something like clover year round to improve the soils vibrancy. In
any growing season, it is better to have the soil
covered with some crop – even a crop of weeds is better than
leaving the soil barren. Although it would be ideal if you were to
get rid of the weeds before they began to go to seed. Protecting the
soil from wind and rain is imperative and bare soil fares the worst.
Having some plant there with roots in the soil makes all difference
in keeping soil – especially on a slope – in place.
you've built good garden soil, you don't want it to leave. We work
hard to make our soils the kind of soils our gardening friends will
drool over. But one hard rain, or a Santa Ana event on bare soil,
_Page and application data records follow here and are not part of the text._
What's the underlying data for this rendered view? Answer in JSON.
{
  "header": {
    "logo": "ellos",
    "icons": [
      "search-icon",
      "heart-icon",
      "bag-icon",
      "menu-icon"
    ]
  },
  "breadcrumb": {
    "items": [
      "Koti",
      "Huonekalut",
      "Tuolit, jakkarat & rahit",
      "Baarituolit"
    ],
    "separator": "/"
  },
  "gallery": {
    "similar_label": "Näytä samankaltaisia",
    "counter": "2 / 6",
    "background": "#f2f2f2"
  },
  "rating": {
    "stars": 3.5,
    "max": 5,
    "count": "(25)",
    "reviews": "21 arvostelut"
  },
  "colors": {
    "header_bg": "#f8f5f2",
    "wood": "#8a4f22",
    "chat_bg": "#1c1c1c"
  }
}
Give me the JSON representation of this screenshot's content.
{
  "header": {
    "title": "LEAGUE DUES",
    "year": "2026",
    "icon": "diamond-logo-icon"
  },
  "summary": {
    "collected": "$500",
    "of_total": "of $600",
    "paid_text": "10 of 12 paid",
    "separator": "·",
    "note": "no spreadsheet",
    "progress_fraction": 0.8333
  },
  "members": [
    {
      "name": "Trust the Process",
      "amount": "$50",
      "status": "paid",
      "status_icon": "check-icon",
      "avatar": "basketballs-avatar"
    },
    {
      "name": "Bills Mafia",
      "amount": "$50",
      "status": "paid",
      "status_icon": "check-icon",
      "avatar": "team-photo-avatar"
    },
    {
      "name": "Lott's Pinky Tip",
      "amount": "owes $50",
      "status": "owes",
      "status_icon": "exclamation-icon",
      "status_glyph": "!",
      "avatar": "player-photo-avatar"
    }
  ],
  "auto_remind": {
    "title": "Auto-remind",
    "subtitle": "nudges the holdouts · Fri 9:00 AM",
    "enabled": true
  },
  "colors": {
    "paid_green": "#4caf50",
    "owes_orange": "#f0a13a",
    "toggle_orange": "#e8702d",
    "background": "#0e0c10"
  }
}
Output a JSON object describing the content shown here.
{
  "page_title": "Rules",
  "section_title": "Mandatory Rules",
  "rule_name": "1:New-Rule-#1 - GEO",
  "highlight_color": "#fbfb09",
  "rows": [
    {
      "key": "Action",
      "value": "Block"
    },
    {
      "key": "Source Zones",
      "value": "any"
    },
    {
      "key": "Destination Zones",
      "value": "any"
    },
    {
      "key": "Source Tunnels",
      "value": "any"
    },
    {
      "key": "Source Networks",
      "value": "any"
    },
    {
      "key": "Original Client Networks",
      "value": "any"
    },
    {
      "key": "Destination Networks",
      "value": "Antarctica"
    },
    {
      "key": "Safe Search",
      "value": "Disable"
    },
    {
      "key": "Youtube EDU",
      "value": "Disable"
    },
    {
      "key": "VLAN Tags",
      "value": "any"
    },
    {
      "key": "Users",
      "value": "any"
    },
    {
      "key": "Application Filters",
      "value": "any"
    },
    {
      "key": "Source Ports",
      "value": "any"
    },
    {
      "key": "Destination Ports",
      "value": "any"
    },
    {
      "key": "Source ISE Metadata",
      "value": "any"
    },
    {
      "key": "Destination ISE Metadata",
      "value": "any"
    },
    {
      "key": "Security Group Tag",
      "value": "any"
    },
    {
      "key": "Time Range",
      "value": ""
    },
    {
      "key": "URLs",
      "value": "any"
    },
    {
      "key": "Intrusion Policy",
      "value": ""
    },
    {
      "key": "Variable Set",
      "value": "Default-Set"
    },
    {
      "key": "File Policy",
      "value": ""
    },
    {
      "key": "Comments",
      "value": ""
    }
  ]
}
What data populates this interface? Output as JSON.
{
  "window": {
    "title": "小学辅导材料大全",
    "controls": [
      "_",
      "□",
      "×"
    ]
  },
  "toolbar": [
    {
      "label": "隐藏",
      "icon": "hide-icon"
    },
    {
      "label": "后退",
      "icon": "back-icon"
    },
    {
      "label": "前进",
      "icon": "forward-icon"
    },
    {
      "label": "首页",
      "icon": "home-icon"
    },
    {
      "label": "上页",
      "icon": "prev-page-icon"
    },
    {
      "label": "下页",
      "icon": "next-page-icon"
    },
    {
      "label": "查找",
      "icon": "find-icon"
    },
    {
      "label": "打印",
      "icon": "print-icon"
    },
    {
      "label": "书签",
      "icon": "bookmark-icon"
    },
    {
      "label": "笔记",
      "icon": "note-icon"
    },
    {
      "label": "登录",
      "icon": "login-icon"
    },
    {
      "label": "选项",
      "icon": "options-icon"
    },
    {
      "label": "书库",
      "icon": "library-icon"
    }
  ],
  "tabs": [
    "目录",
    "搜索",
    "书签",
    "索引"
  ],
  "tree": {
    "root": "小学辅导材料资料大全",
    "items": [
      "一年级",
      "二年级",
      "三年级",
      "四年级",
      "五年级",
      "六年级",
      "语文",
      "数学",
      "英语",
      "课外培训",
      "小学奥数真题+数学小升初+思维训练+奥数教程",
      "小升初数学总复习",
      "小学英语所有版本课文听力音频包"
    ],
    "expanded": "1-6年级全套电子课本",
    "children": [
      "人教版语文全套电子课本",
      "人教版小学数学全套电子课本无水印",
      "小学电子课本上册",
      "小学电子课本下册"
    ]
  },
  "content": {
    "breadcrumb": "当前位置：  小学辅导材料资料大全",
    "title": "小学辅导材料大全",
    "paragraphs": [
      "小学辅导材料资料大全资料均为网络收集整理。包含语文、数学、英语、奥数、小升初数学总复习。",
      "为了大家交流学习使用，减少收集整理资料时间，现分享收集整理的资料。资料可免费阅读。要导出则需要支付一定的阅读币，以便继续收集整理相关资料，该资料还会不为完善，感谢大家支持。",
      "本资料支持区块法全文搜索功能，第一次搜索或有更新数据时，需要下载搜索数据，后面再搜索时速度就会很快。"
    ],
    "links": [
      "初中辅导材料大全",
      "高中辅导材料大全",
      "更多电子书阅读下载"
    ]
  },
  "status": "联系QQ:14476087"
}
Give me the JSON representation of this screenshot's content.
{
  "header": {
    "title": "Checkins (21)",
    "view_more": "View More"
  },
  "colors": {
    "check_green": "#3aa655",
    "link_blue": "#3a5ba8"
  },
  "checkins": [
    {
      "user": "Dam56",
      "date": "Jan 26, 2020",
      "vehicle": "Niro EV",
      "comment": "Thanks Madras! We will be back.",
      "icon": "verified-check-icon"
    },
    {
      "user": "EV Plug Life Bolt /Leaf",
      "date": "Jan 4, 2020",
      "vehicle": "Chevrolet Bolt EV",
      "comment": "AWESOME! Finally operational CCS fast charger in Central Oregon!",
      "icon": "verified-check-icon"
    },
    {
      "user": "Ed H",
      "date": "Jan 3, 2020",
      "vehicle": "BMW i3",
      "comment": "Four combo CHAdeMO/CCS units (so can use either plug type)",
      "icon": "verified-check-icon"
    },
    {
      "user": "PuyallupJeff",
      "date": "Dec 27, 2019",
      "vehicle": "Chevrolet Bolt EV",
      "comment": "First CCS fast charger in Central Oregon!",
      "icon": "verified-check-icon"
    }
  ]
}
even really good soil, can ruin all that work.
manure crops have been a time honored way of helping the soil regain
lost fertility. Farmers have known for centuries that bean crops add
nitrogen to the soil and bulky plants add to the tilth of the soil.
Alfalfa is prized for its extensive root system that breaks up the
hard subsoil and bring nutrients trapped out of the reach of other
plants into its leaves – adding them to the soil or compost pile
brings all that into an area where it can be made available to your
as well as alfalfa, creates nitrogen – what is called 'fixing
nitrogen' and is beneficial to most garden plants. Clover, as a
member of the bean family – the Legumes, they are called – has a
symbiotic relationship to a bacterium in the soil. The bacteria
invade the bean plants roots and the plant feeds the bacteria – the
bacteria return the favor by taking atmospheric nitrogen – which
plants can't use – turning it into a form that plants can use.
Growing fava beans, lentils, peas, or garbanzo beans all will add
nitrogen to your soil – whether you harvest the beans or not.
Whenever you think you need fertilizer, consider using a green manure
crop instead. It takes longer, but the results are much more
you have begun to work on your soil, never leave it uncovered to the
wind and the sun. Those elements will destroy your soil and will not
help your garden's production or water/nutrient holding capacity.
It is best to use a cover of plant material, even weeds if you have
nothing else! Pull the weeds, leave them in the path with their
roots exposed to the sun and within 24 hours, they'll be toast and
you can spread them along your paths or even place them near your
plants (this is also a good thing to do with your cover crops –
while it's better to put them in your compost (as greens), you can
also pull the cover crop, lay them on the path to dry and use them as
your pathway mulch.
a different world, where the perennial weeds are kept at a minimum, a
wonderful path planted of cover crops is a gift that keeps on giving.
The green manure crop produces nitrogen that will eventually help
your garden plants out, it's pleasant to walk on an almost lawn –
even barefoot if you are so inclined. And kept up, looks positively
divine, darling! We cannot do this at The Learning Garden – too
many perennial weeds!
These In Containers
These In The Ground
to the Ground from Containers
cabbage family crops
cabbage family plant big enough to survive.
*You must grow root crops in the
ground from the very beginning because they transplant poorly, even
if you are spectacularly careful in transplanting, very few will
avoid having ugly deformed roots – it just is not worth the effort!
You can begin planting right now
between the dying, dismal plants of summer – just get right in
there and sow your seeds or transplant your little baby plants!